There is definitely something that attracts me to clarity in musical performance.

Flannery O’Connor Stamp for Your Southern Gothic Missives

Flannery O'Connor stamp

I usually picture O’Connor with her glasses on.

But you can see the startling nature of her personality in the painting and this pic without them.

The painting on the stamp has her looking directly at you. I think that’s part of its charm.

Corrupting the Chinese Language – NYTimes.com

Bookmarked to read.

On Same-Sex Marriage, Catholics Are Leading the Way – NYTimes.com

Two things about this article. First, my experience of people who are Roman Catholic was much different (better) than the public face of that denomination in its leaders. Secondly, historically the Roman Catholic church has been very slow to make changes.

McNeil Robinson II, 72, Organist and Composer, Is Dead – NYTimes.com

I’m not sure what I think when I read about fine musicians running from changes in the church. In many ways, I have embraced the changes I have lived through in the church. I know that I learned a bit about the theology of the changes and that helps me. But even more I know that eclecticism in music is very important to me and using a variety of styles seems to work in the liturgy.

I do wonder about colleagues who abhor all but the most “pure” music in liturgy. God bless them, I guess.

Sephardic Jews Feel Bigotry’s Sting in Turkey and a Pull Back to Spain – NYTime

1492 was not a good year to be Jewish and in Spain. Now 2015 is a bad one to be Jewish and in Turkey.

reading music on my tablet!

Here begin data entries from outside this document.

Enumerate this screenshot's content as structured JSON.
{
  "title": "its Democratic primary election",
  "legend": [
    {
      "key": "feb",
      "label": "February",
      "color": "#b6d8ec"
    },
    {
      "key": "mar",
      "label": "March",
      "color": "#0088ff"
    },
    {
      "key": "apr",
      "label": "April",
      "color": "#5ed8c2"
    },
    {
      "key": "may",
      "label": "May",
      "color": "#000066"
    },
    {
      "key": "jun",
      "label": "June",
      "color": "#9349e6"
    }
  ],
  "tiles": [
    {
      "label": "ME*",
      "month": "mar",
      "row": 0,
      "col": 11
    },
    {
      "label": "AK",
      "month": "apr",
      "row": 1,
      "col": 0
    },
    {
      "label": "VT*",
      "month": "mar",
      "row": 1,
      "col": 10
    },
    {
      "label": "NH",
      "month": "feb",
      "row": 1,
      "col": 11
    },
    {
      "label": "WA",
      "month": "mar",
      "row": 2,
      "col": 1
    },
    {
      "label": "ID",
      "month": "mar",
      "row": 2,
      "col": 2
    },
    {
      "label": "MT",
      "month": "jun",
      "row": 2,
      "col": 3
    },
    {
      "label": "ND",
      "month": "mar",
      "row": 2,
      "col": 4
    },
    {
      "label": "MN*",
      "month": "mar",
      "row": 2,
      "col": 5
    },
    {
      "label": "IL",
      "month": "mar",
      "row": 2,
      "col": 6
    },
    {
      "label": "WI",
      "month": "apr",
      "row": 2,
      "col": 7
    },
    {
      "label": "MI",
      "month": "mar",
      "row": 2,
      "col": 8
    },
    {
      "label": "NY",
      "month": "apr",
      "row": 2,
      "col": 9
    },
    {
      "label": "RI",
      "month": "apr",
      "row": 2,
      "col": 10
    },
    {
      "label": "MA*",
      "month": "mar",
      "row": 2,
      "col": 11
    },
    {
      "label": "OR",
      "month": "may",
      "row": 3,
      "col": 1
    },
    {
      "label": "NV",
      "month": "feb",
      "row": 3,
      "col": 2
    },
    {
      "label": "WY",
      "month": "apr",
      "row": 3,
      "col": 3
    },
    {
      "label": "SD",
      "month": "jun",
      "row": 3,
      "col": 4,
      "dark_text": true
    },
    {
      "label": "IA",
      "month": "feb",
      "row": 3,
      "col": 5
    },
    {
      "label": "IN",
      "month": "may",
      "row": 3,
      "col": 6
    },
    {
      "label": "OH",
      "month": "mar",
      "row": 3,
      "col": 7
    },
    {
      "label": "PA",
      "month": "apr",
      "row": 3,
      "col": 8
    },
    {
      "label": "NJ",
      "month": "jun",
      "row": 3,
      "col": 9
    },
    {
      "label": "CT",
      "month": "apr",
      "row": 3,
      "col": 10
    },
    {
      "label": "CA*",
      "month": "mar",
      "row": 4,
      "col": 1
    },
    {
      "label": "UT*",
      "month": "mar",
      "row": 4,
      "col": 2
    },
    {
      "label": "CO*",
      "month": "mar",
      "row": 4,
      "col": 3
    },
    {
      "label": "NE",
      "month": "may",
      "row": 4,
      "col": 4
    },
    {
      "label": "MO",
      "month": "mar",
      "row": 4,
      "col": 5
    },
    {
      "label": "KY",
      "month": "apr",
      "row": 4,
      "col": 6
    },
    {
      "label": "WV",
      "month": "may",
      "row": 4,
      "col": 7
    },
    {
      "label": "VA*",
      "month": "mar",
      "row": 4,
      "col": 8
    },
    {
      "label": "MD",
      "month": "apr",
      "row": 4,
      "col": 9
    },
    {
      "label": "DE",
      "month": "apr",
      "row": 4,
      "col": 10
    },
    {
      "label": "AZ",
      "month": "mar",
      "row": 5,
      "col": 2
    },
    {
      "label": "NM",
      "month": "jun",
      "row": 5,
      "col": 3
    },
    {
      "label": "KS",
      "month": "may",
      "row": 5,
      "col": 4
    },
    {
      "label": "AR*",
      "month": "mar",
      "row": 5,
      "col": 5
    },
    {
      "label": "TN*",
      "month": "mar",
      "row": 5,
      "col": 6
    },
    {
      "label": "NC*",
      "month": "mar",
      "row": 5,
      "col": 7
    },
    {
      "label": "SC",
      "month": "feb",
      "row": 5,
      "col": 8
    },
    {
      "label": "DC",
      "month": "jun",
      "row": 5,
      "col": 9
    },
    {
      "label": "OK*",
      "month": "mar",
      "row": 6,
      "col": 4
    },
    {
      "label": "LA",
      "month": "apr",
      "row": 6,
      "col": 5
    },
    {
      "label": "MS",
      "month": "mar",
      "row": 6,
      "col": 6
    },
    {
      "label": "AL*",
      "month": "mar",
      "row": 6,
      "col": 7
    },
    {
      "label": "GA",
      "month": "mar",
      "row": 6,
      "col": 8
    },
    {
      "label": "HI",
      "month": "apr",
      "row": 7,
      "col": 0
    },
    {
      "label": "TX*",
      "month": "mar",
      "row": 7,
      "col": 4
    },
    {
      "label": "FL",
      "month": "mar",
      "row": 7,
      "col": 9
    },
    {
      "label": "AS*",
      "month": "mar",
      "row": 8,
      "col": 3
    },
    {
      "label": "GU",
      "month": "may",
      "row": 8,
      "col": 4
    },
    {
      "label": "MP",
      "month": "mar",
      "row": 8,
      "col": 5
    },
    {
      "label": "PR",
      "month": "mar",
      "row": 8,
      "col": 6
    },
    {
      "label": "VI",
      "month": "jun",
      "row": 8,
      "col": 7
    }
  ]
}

I have been having some success using my tablet as a music reader. It’s admittedly not too large a page but is clear and easy to read.



Any blurriness above is from my phone cam and is not in the original. Rhonda, if you read this, notice this is the piece you mentioned in yesterday’s comment. Woo hoo!



I found the app via my tablet. It was a free app. I see that one can also purchase it. I will probably do so after I get it working the way I want to.

i think it’s kind of a gas to use this application of tech, since so many musicians do not read music these days. Ironic, n’est pas?

I know it’s set up so that one can turn pages using a blue tooth pedal or other device. I’ll be looking into that. This is something I’ve always wanted to explore. Very cool.

Public Library Portraits of California’s Homeless | PROOF

I love these pictures.

Picture of a homeless patron at a California library.

“Libraries are the last bastion of democracy.”

Birds identify good nuts by listening to them | @GrrlScientist | Science | The Guardian

Amazing stuff.

Long Odds in the Game of Life – NYTimes.com

Interesting discussion of college and what good is it by a part time prof and waitress.

More Than 70 Wounded in Bombing of Afghan Government Compound – NYT

Short piece. I link it because I read about incidents like this all over the world that are constantly happening. This stuff happens to real people. We now are so connected that we know about these incidents. It tears me up every time. Also i feel guilt at my own relief that I don’t have to face this kind of stuff in my own daily life. Typical liberal I guess.